START Records shown

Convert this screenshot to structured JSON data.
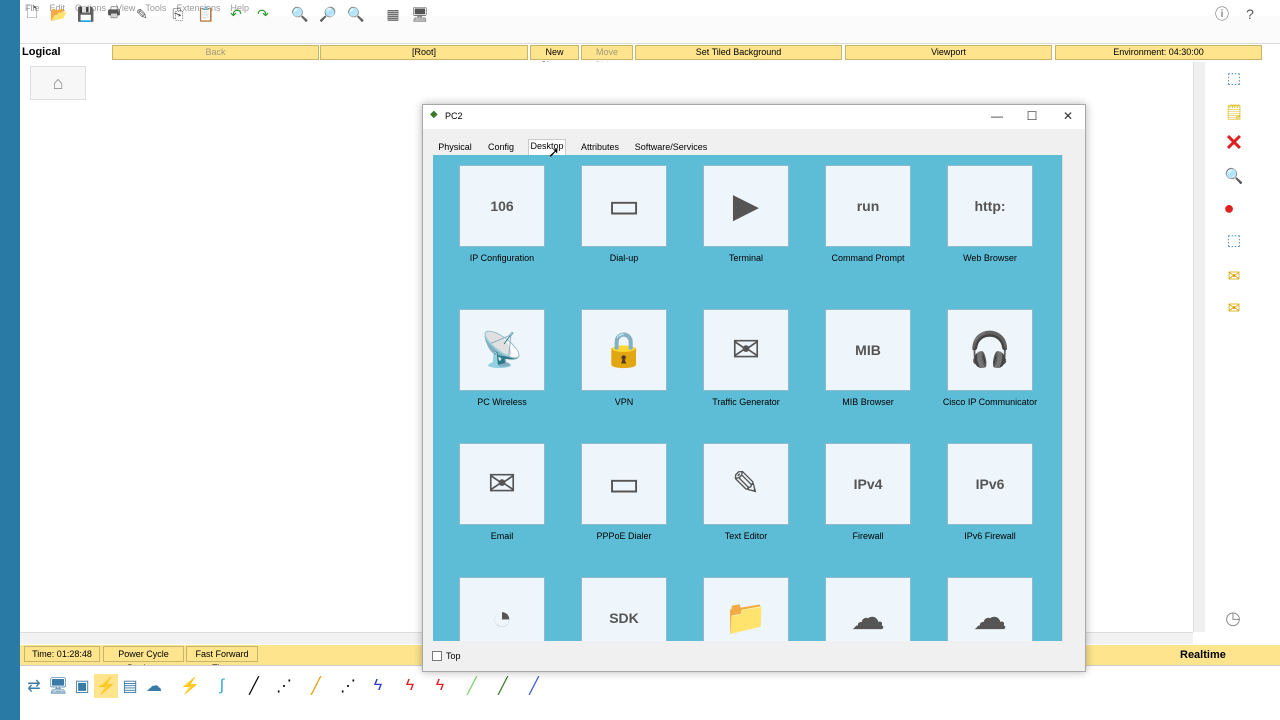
{
  "menu": [
    "File",
    "Edit",
    "Options",
    "View",
    "Tools",
    "Extensions",
    "Help"
  ],
  "logical": {
    "label": "Logical",
    "back": "Back",
    "root": "[Root]",
    "new_cluster": "New Cluster",
    "move_object": "Move Object",
    "set_tiled_bg": "Set Tiled Background",
    "viewport": "Viewport",
    "environment": "Environment: 04:30:00"
  },
  "window": {
    "title": "PC2",
    "tabs": [
      "Physical",
      "Config",
      "Desktop",
      "Attributes",
      "Software/Services"
    ],
    "active_tab": "Desktop",
    "apps": [
      {
        "label": "IP Configuration",
        "icon": "ip-config-icon",
        "glyph": "106"
      },
      {
        "label": "Dial-up",
        "icon": "modem-icon",
        "glyph": "▭"
      },
      {
        "label": "Terminal",
        "icon": "terminal-icon",
        "glyph": "▶"
      },
      {
        "label": "Command Prompt",
        "icon": "command-prompt-icon",
        "glyph": "run"
      },
      {
        "label": "Web Browser",
        "icon": "web-browser-icon",
        "glyph": "http:"
      },
      {
        "label": "PC Wireless",
        "icon": "wireless-icon",
        "glyph": "📡"
      },
      {
        "label": "VPN",
        "icon": "vpn-icon",
        "glyph": "🔒"
      },
      {
        "label": "Traffic Generator",
        "icon": "traffic-generator-icon",
        "glyph": "✉"
      },
      {
        "label": "MIB Browser",
        "icon": "mib-browser-icon",
        "glyph": "MIB"
      },
      {
        "label": "Cisco IP Communicator",
        "icon": "ip-communicator-icon",
        "glyph": "🎧"
      },
      {
        "label": "Email",
        "icon": "email-icon",
        "glyph": "✉"
      },
      {
        "label": "PPPoE Dialer",
        "icon": "pppoe-icon",
        "glyph": "▭"
      },
      {
        "label": "Text Editor",
        "icon": "text-editor-icon",
        "glyph": "✎"
      },
      {
        "label": "Firewall",
        "icon": "firewall-icon",
        "glyph": "IPv4"
      },
      {
        "label": "IPv6 Firewall",
        "icon": "ipv6-firewall-icon",
        "glyph": "IPv6"
      },
      {
        "label": "",
        "icon": "pie-chart-icon",
        "glyph": "◔"
      },
      {
        "label": "",
        "icon": "sdk-icon",
        "glyph": "SDK"
      },
      {
        "label": "",
        "icon": "folder-icon",
        "glyph": "📁"
      },
      {
        "label": "",
        "icon": "cloud-device-icon",
        "glyph": "☁"
      },
      {
        "label": "",
        "icon": "cloud-device-icon-2",
        "glyph": "☁"
      }
    ],
    "top_checkbox": "Top"
  },
  "bottom": {
    "time": "Time: 01:28:48",
    "power_cycle": "Power Cycle Devices",
    "fast_forward": "Fast Forward Time",
    "mode": "Realtime"
  }
}
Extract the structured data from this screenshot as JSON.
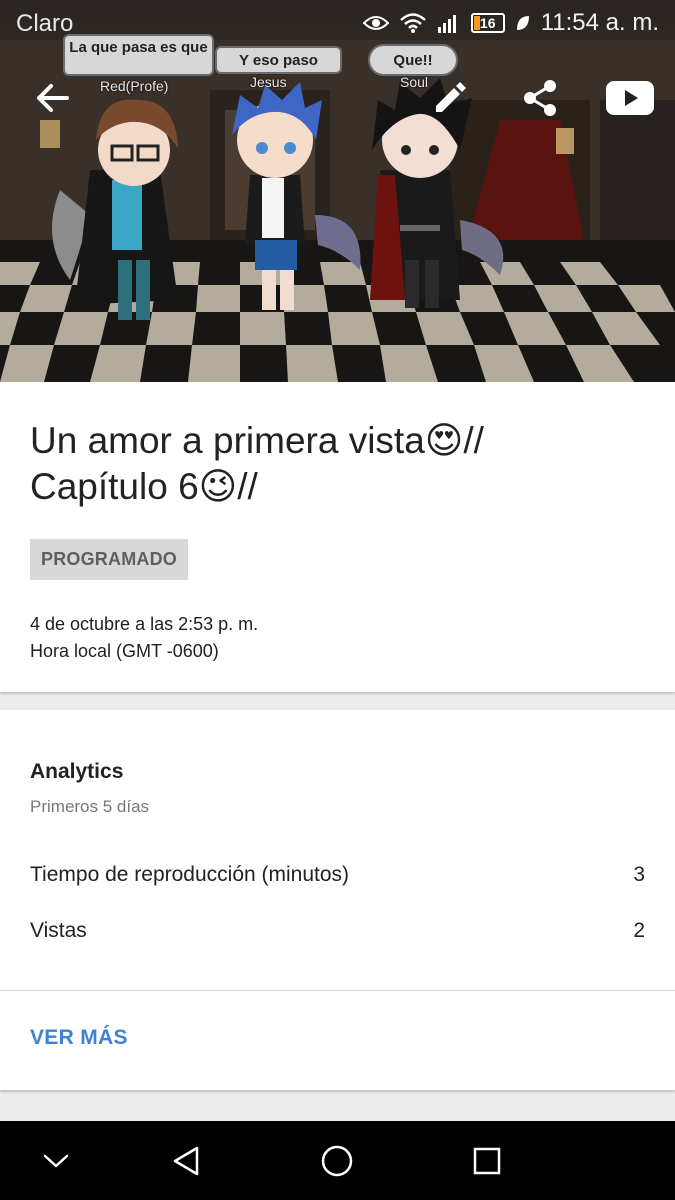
{
  "status_bar": {
    "carrier": "Claro",
    "time": "11:54 a. m.",
    "battery": "16"
  },
  "toolbar": {
    "back_icon": "arrow-back-icon",
    "edit_icon": "pencil-icon",
    "share_icon": "share-icon",
    "youtube_icon": "youtube-icon"
  },
  "thumbnail": {
    "bubbles": [
      {
        "text": "La que pasa es que",
        "name": "Red(Profe)"
      },
      {
        "text": "Y eso paso",
        "name": "Jesus"
      },
      {
        "text": "Que!!",
        "name": "Soul"
      }
    ]
  },
  "video": {
    "title": "Un amor a primera vista😍// Capítulo 6😉//",
    "status_badge": "PROGRAMADO",
    "schedule_date": "4 de octubre a las 2:53 p. m.",
    "timezone": "Hora local (GMT -0600)"
  },
  "analytics": {
    "title": "Analytics",
    "subtitle": "Primeros 5 días",
    "metrics": [
      {
        "label": "Tiempo de reproducción (minutos)",
        "value": "3"
      },
      {
        "label": "Vistas",
        "value": "2"
      }
    ],
    "see_more": "VER MÁS"
  },
  "colors": {
    "accent": "#3e82d6",
    "badge_bg": "#d8d8d8",
    "navbar": "#000000"
  },
  "nav_bar": {
    "icons": [
      "collapse-chevron-icon",
      "back-triangle-icon",
      "home-circle-icon",
      "recents-square-icon"
    ]
  }
}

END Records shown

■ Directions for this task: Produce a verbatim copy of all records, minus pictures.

■ Your response:
Convert this screenshot to structured JSON data.
{
  "menu": [
    "File",
    "Edit",
    "Options",
    "View",
    "Tools",
    "Extensions",
    "Help"
  ],
  "logical": {
    "label": "Logical",
    "back": "Back",
    "root": "[Root]",
    "new_cluster": "New Cluster",
    "move_object": "Move Object",
    "set_tiled_bg": "Set Tiled Background",
    "viewport": "Viewport",
    "environment": "Environment: 04:30:00"
  },
  "window": {
    "title": "PC2",
    "tabs": [
      "Physical",
      "Config",
      "Desktop",
      "Attributes",
      "Software/Services"
    ],
    "active_tab": "Desktop",
    "apps": [
      {
        "label": "IP Configuration",
        "icon": "ip-config-icon",
        "glyph": "106"
      },
      {
        "label": "Dial-up",
        "icon": "modem-icon",
        "glyph": "▭"
      },
      {
        "label": "Terminal",
        "icon": "terminal-icon",
        "glyph": "▶"
      },
      {
        "label": "Command Prompt",
        "icon": "command-prompt-icon",
        "glyph": "run"
      },
      {
        "label": "Web Browser",
        "icon": "web-browser-icon",
        "glyph": "http:"
      },
      {
        "label": "PC Wireless",
        "icon": "wireless-icon",
        "glyph": "📡"
      },
      {
        "label": "VPN",
        "icon": "vpn-icon",
        "glyph": "🔒"
      },
      {
        "label": "Traffic Generator",
        "icon": "traffic-generator-icon",
        "glyph": "✉"
      },
      {
        "label": "MIB Browser",
        "icon": "mib-browser-icon",
        "glyph": "MIB"
      },
      {
        "label": "Cisco IP Communicator",
        "icon": "ip-communicator-icon",
        "glyph": "🎧"
      },
      {
        "label": "Email",
        "icon": "email-icon",
        "glyph": "✉"
      },
      {
        "label": "PPPoE Dialer",
        "icon": "pppoe-icon",
        "glyph": "▭"
      },
      {
        "label": "Text Editor",
        "icon": "text-editor-icon",
        "glyph": "✎"
      },
      {
        "label": "Firewall",
        "icon": "firewall-icon",
        "glyph": "IPv4"
      },
      {
        "label": "IPv6 Firewall",
        "icon": "ipv6-firewall-icon",
        "glyph": "IPv6"
      },
      {
        "label": "",
        "icon": "pie-chart-icon",
        "glyph": "◔"
      },
      {
        "label": "",
        "icon": "sdk-icon",
        "glyph": "SDK"
      },
      {
        "label": "",
        "icon": "folder-icon",
        "glyph": "📁"
      },
      {
        "label": "",
        "icon": "cloud-device-icon",
        "glyph": "☁"
      },
      {
        "label": "",
        "icon": "cloud-device-icon-2",
        "glyph": "☁"
      }
    ],
    "top_checkbox": "Top"
  },
  "bottom": {
    "time": "Time: 01:28:48",
    "power_cycle": "Power Cycle Devices",
    "fast_forward": "Fast Forward Time",
    "mode": "Realtime"
  }
}
Extract the structured data from this screenshot as JSON.
{
  "status_bar": {
    "carrier": "Claro",
    "time": "11:54 a. m.",
    "battery": "16"
  },
  "toolbar": {
    "back_icon": "arrow-back-icon",
    "edit_icon": "pencil-icon",
    "share_icon": "share-icon",
    "youtube_icon": "youtube-icon"
  },
  "thumbnail": {
    "bubbles": [
      {
        "text": "La que pasa es que",
        "name": "Red(Profe)"
      },
      {
        "text": "Y eso paso",
        "name": "Jesus"
      },
      {
        "text": "Que!!",
        "name": "Soul"
      }
    ]
  },
  "video": {
    "title": "Un amor a primera vista😍// Capítulo 6😉//",
    "status_badge": "PROGRAMADO",
    "schedule_date": "4 de octubre a las 2:53 p. m.",
    "timezone": "Hora local (GMT -0600)"
  },
  "analytics": {
    "title": "Analytics",
    "subtitle": "Primeros 5 días",
    "metrics": [
      {
        "label": "Tiempo de reproducción (minutos)",
        "value": "3"
      },
      {
        "label": "Vistas",
        "value": "2"
      }
    ],
    "see_more": "VER MÁS"
  },
  "colors": {
    "accent": "#3e82d6",
    "badge_bg": "#d8d8d8",
    "navbar": "#000000"
  },
  "nav_bar": {
    "icons": [
      "collapse-chevron-icon",
      "back-triangle-icon",
      "home-circle-icon",
      "recents-square-icon"
    ]
  }
}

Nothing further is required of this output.